[Entries from a dataset of interfaces]
--------------------

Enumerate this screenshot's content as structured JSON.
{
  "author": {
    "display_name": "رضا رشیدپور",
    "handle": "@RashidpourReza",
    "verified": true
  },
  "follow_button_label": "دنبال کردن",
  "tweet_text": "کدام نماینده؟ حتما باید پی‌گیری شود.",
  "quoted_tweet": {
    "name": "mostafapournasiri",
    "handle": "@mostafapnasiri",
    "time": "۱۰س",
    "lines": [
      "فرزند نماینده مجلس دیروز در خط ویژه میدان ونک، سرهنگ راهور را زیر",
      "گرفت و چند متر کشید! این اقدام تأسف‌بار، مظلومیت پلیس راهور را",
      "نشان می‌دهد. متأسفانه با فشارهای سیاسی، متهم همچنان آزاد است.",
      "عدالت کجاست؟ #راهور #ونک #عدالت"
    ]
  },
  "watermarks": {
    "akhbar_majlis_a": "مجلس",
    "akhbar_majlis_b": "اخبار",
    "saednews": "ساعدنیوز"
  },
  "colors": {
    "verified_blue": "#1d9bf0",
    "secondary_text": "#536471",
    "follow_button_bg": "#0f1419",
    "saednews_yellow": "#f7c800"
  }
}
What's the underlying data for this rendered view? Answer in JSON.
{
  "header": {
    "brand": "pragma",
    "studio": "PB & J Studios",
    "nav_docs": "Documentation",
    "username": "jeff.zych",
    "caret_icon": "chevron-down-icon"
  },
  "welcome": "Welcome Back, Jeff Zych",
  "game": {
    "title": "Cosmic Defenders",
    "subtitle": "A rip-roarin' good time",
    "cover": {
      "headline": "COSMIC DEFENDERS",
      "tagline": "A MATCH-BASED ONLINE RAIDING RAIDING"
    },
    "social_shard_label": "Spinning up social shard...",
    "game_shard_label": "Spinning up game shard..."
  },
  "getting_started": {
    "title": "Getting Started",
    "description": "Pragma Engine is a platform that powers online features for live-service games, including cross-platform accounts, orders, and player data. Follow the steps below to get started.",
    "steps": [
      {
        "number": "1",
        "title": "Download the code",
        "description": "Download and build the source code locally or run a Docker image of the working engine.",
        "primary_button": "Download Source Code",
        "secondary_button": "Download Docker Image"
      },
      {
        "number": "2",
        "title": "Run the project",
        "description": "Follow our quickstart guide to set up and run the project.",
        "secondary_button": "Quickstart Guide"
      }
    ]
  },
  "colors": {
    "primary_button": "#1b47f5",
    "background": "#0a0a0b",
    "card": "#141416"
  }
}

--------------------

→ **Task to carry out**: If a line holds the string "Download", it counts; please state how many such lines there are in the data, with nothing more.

→ **Response to this exercise**: 4